It’s a typical Saturday morning, sometime in September, and I’m giddy and a little nervous driving the 40 minutes up to a trailhead in the Indian Peaks Wilderness Area from my cozy, comfy little house in Boulder, Colo.

In that house, I left my two young boys, ages 5 and 8, in the care of my husband, Mark. He’s likely making them pancakes with maple syrup and letting them play on the iPad before taking them out to do something.

I kind of care what they’ll get out and do, but I kind of don’t. I’m free of regular life as I know it, for now, and I’m headed to the hills.

In my car, I have music playing loudly, windows down. It’s how I roll whenever I drive alone. I mostly don’t care if it’s cold out; I like the wind in my face and my music loud. Maybe it makes me feel like a teenager, even though I’m pretty far from that.

Also in my car, on the seat next to me, is my trail running pack. It’s loaded with what I estimated to be enough water for a two- to three-hour run, energy snacks to last me the same amount of time, my little makeshift, minimalist emergency kit, and the best thing ever printed on a piece of paper (aside from great literature): a topographic map.

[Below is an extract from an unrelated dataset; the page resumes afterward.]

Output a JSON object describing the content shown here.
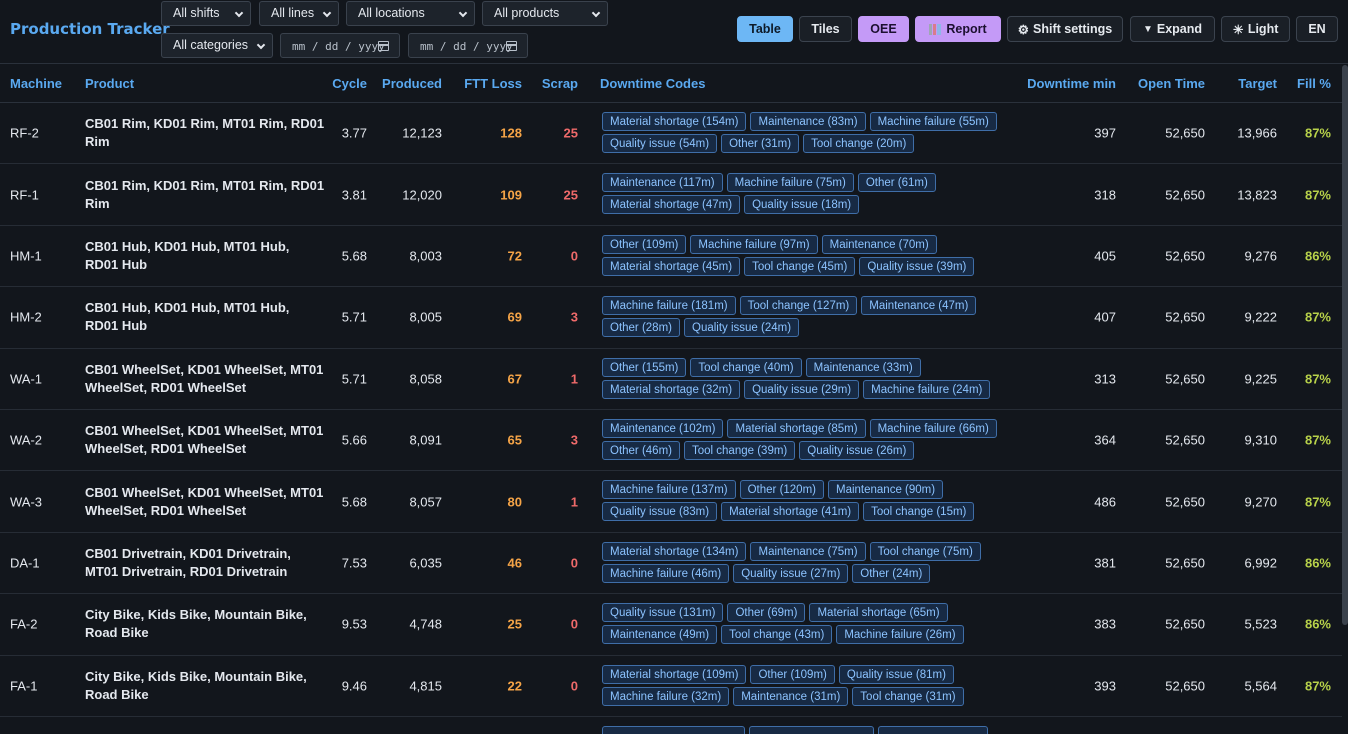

There was a decade or so of my life where traipsing around the world doing adventure races—three-hour to 10-day endurance races where I’d travel by foot, mountain bike, kayak, etc. with map and compass in hand over hill and dale and back with a team of like-minded individuals—was totally normal. In retrospect, it was nuts. But it was an adventurous life with no shortage of thrills, suffering and raw connection to nature. Talk about the wind in my face. I’d get that regularly in the form of trail running through remote canyons and jungles with a fatigued mind and body or overhead swells smashing on top of me while kayaking in the dark looking for a checkpoint.

But here I am, years away from that life, and a working mom of two. Happy with my current day-to-day, I’m relieved that the suffering of those races is in my past, but I’ve been missing the taste of adventure.

In my canned amount of time on this particular Saturday morning—I told Mark I’d be home by 2 p.m.—I’m going on a trail run. I’m starting at a trailhead I know well and picking an alpine lake on the map. It’s a lake I’ve never been to, a route I’ve never taken.

But the little outline of Woodland Lake looks good on my map, and the topography of the trail route shows undulated hills and a twisty trail, plus a couple river crossings via bridges. (I wouldn’t have to forge my way across with teammates, hoping one of us doesn’t get tripped downstream, like in those long-ago adventure races.)

I start running, pass a few hikers, and take note of the bright yellow fall leaves. It’s a beautiful day. I take a turn toward the lake, I think, but wonder: Am I going the right way? I reference my map and do a bit of navigating. “I should be on the north side of that ridgeline.” Check.

I keep running. I don’t see anyone for a while, but I start sensing movement in the woods. It’s mostly chipmunks, but my often-paranoid mind considers that the moving objects in my peripheral vision could be bears. Or mountain lions. I think of the irony. I just wrote a trail running book called Trailhead: The Dirt on All Things Trail Running with a chapter on safety; specifically, what to do when encountering predators on the trail. I think of a newspaper headline for tomorrow: “Local ‘Trailhead’ author dies of bear attack on trail run.” (I always worry I’ll die of irony.)

Getting to the lake is taking longer than I thought, and I’m heeding my book’s advice: Sing to yourself to let animals know you’re there. In my head? For obvious reasons, Debbie Gibson’s “I Think We’re Alone Now,” a ridiculous song to sing in any other situation but this one. I sing some Cat Stevens, “Miles From Nowhere” (my go-to tune from my adventure racing days). I sing some of my 8-year-old’s current favorite song, “Rude.” But it’s mostly Debbie Gibson, and I’m glad I’m alone because I’m embarrassed I’m singing it.

Running to a remote lake on a trail through the woods can offer a vital spark of energy that can put everyday life in perspective. Photo: Mark Eller

One more small hill and there it is: Woodland Lake. Success! I do what I always do when I reach an alpine lake—either jump in or splash it on my face. I choose the latter, and scoop the water in my hands and cover my face and the back of my neck. Ah, cold mountain liquid! I take a moment to revel in the beauty.

When I turn around to retrace my steps to the trailhead, I have a little skip in my step. And when I get to my car, after 10 slow, gorgeous, solitary miles on foot, I’m supremely satisfied with my dose of adventure, however small compared to my old life. I got what I needed on this day. Soul fed.